*DIRECTIONS*.
The whole listing below should be printed again exactly, with no images.

○ ○ ○ ○

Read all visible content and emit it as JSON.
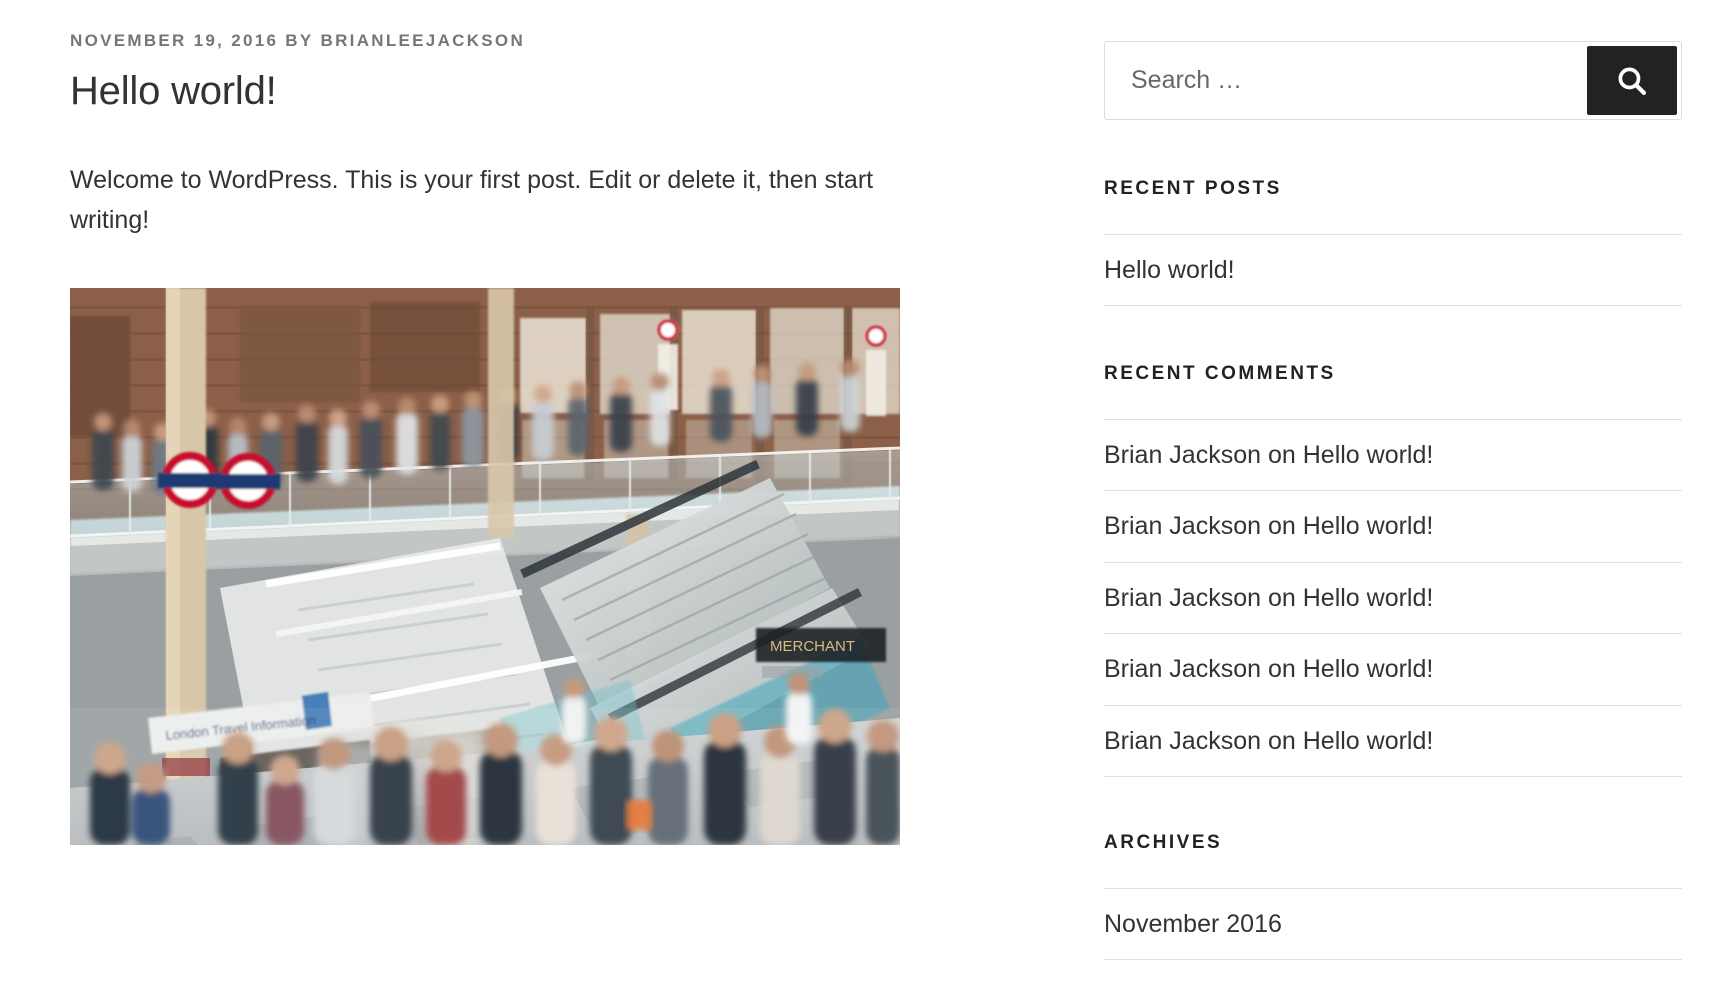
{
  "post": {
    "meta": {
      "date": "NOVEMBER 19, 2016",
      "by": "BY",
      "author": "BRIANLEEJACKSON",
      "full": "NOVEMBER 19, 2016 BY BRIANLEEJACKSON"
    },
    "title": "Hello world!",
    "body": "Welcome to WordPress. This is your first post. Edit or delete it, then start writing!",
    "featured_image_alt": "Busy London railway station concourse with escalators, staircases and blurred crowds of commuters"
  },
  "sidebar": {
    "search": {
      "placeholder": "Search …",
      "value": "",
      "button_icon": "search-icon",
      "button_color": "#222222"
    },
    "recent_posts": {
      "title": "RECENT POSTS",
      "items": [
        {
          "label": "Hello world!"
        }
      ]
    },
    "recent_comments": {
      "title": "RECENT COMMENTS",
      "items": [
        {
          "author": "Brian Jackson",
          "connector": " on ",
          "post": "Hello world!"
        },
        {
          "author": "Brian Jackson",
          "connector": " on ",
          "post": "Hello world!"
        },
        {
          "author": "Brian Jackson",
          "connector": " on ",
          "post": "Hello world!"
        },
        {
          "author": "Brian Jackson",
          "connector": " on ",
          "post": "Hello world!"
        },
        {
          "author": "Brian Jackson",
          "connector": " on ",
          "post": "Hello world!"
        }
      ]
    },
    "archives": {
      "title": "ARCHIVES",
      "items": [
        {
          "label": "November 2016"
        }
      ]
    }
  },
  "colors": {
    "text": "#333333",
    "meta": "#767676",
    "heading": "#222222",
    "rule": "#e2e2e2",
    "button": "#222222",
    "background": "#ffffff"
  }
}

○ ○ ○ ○

*SOLUTION TO THIS TASK*.
Read all visible content and emit it as JSON.
{
  "post": {
    "meta": {
      "date": "NOVEMBER 19, 2016",
      "by": "BY",
      "author": "BRIANLEEJACKSON",
      "full": "NOVEMBER 19, 2016 BY BRIANLEEJACKSON"
    },
    "title": "Hello world!",
    "body": "Welcome to WordPress. This is your first post. Edit or delete it, then start writing!",
    "featured_image_alt": "Busy London railway station concourse with escalators, staircases and blurred crowds of commuters"
  },
  "sidebar": {
    "search": {
      "placeholder": "Search …",
      "value": "",
      "button_icon": "search-icon",
      "button_color": "#222222"
    },
    "recent_posts": {
      "title": "RECENT POSTS",
      "items": [
        {
          "label": "Hello world!"
        }
      ]
    },
    "recent_comments": {
      "title": "RECENT COMMENTS",
      "items": [
        {
          "author": "Brian Jackson",
          "connector": " on ",
          "post": "Hello world!"
        },
        {
          "author": "Brian Jackson",
          "connector": " on ",
          "post": "Hello world!"
        },
        {
          "author": "Brian Jackson",
          "connector": " on ",
          "post": "Hello world!"
        },
        {
          "author": "Brian Jackson",
          "connector": " on ",
          "post": "Hello world!"
        },
        {
          "author": "Brian Jackson",
          "connector": " on ",
          "post": "Hello world!"
        }
      ]
    },
    "archives": {
      "title": "ARCHIVES",
      "items": [
        {
          "label": "November 2016"
        }
      ]
    }
  },
  "colors": {
    "text": "#333333",
    "meta": "#767676",
    "heading": "#222222",
    "rule": "#e2e2e2",
    "button": "#222222",
    "background": "#ffffff"
  }
}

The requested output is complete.